───── EXERCISE INPUTS ─────
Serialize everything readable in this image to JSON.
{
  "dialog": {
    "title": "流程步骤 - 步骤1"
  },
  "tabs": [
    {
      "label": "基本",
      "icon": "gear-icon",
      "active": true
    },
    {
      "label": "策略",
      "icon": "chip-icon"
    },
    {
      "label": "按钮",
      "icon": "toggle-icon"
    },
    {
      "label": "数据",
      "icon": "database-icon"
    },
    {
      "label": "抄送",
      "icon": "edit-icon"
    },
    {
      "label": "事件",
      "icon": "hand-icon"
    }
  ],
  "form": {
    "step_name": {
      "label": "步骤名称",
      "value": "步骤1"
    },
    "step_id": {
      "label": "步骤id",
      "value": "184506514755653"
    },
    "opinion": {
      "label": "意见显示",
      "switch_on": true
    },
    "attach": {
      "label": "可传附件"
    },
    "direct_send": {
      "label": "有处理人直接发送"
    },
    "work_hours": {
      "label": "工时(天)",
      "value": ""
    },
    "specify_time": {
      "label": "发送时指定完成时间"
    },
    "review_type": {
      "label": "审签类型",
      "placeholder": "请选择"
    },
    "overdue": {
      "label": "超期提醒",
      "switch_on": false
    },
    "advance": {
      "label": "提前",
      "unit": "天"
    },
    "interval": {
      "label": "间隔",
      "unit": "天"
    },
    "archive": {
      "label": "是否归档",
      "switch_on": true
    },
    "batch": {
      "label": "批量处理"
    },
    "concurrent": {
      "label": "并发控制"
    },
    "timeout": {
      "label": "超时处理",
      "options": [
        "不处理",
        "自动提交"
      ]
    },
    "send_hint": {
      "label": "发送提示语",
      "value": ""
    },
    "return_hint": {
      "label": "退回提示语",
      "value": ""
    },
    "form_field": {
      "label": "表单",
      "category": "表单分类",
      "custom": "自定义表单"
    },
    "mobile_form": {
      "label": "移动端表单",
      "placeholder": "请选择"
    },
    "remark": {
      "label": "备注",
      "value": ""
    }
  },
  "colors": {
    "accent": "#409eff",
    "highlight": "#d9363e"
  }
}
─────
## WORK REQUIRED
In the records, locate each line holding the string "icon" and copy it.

## RESPONSE AREA
      "icon": "gear-icon",
      "icon": "chip-icon"
      "icon": "toggle-icon"
      "icon": "database-icon"
      "icon": "edit-icon"
      "icon": "hand-icon"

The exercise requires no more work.